The plot wasn’t terribly important, and it’s about what you’d expect: good guys unite to defeat the bad guy, whose wish list includes the subjugation of all mankind.  Some have an issue with the simplified plot, but I don’t.  I mean, it’s always a variation of the same theme.  I didn’t have a problem with the plot but I did have an issue with Loki’s reasoning that humanity’s natural desire is to be enslaved.  Quite the contrary, humans have an innate desire for freedom – so I thought writer Joss Wheedon could have tweaked that element a bit more.  It’s my only very minor criticism in a movie that was otherwise perfect.  What I enjoyed most about the movie was the interplay between each superhero.  Each character in his/her own right is capable of saving humanity, but it will take a concerted effort to defeat a foe as formidable as Loki, who has enlisted an entire interplanetary army to help him.  There was a natural chemistry among all the actors, and I can tell they genuinely had fun making this movie.

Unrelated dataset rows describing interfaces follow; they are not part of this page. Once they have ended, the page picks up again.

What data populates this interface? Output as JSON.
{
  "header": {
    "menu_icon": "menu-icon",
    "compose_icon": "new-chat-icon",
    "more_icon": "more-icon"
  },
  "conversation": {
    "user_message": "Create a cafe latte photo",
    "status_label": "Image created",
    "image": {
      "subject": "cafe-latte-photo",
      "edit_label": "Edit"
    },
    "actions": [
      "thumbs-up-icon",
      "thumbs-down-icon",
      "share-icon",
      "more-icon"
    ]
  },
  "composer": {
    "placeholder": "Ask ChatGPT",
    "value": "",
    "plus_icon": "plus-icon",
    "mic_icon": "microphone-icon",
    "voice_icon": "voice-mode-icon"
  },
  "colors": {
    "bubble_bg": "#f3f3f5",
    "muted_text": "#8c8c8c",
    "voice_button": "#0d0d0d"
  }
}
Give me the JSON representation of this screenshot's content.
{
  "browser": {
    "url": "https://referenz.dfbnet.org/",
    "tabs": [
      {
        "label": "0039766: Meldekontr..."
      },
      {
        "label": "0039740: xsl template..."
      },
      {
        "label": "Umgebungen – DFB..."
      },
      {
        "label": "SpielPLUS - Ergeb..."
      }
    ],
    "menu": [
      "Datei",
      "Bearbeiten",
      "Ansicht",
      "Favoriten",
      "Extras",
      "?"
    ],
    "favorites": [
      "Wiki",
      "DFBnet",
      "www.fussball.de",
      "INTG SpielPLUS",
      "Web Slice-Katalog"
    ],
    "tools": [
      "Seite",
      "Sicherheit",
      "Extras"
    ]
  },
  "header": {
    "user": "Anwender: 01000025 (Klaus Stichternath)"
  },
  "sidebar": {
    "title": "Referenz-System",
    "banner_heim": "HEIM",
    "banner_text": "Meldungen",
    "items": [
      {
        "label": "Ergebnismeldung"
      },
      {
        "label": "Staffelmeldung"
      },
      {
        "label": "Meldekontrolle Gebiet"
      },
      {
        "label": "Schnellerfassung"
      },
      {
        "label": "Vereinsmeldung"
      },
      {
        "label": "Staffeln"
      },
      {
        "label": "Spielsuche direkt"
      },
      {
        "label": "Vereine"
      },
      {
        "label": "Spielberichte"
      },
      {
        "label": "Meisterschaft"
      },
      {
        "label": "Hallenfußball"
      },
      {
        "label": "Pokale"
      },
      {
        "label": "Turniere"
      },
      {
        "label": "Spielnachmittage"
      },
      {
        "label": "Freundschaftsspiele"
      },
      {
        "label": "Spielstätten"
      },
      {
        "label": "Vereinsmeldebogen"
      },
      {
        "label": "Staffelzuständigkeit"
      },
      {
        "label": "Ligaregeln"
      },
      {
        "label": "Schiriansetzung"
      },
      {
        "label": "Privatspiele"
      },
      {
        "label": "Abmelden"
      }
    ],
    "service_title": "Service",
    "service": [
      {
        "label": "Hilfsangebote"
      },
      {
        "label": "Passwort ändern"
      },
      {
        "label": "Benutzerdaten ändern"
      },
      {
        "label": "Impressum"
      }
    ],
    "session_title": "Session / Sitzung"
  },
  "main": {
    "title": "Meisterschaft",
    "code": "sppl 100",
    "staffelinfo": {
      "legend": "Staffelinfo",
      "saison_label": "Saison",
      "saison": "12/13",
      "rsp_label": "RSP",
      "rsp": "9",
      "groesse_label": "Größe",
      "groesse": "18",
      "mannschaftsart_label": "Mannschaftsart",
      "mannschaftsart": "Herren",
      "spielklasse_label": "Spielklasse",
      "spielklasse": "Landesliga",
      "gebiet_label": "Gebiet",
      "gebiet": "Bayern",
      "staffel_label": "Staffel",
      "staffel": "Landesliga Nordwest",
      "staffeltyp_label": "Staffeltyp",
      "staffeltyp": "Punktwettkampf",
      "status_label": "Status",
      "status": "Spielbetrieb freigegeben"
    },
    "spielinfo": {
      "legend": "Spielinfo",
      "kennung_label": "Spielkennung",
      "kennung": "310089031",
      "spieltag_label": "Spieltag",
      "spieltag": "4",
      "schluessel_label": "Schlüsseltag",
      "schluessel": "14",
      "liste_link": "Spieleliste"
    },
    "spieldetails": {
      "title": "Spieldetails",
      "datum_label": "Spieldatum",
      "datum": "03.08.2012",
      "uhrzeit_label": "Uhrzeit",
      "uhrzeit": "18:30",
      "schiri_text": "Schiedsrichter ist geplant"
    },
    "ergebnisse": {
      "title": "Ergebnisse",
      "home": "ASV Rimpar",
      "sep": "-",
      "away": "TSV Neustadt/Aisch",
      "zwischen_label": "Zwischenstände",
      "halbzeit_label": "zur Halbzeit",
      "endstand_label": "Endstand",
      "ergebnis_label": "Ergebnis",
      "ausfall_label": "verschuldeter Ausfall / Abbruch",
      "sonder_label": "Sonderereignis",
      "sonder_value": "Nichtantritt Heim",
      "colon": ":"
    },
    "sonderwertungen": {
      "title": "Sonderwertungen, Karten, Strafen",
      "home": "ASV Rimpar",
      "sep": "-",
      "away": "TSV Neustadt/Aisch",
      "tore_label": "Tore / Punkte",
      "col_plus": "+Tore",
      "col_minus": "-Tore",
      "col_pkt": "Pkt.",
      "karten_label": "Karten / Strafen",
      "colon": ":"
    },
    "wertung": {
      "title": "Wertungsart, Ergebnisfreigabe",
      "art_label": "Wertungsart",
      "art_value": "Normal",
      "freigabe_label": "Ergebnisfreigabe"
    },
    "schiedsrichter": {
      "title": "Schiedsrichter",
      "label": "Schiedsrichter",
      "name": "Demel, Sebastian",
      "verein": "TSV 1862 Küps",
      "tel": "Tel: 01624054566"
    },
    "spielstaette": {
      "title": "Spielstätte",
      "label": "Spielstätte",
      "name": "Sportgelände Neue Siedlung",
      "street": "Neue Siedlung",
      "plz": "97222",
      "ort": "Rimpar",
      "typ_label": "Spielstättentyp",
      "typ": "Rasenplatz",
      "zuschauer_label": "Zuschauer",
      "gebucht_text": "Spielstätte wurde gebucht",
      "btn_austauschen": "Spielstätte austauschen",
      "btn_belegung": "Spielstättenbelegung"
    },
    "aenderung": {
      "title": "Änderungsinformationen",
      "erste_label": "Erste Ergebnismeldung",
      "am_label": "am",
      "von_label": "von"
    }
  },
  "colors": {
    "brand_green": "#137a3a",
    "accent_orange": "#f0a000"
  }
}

The Avengers succeeded where other superhero movies have failed.  Just because a movie is family-friendly does not mean that it has to be corny.  Spiderman 3 was horribly cheesy, and Superman Returns was equally bad, for similar reasons.  There has to be a middle ground between the darkness that Christopher Nolan brings to the Batman franchise and the corniness of those two aforementioned movies.  I believe The Avengers had the right balance of heft and fluff, if that makes sense.  It wasn’t all smiles and sunshine, as Black Widow has a shady past, Captain America is woefully out of touch, Thor is dealing with the worst form of sibling rivalry, Hawkeye needs redemption, and The Hulk is just trying not to spazz out.  The dialogue and interplay between characters was well worth the price of admission.  I think people should refrain from superlatives though.  This was not the best superhero movie ever made.  As long as Batman is still considered a superhero, that distinction remains with The Dark Knight.  That being said, The Avengers is a must-see summer blockbuster.  Grade: A+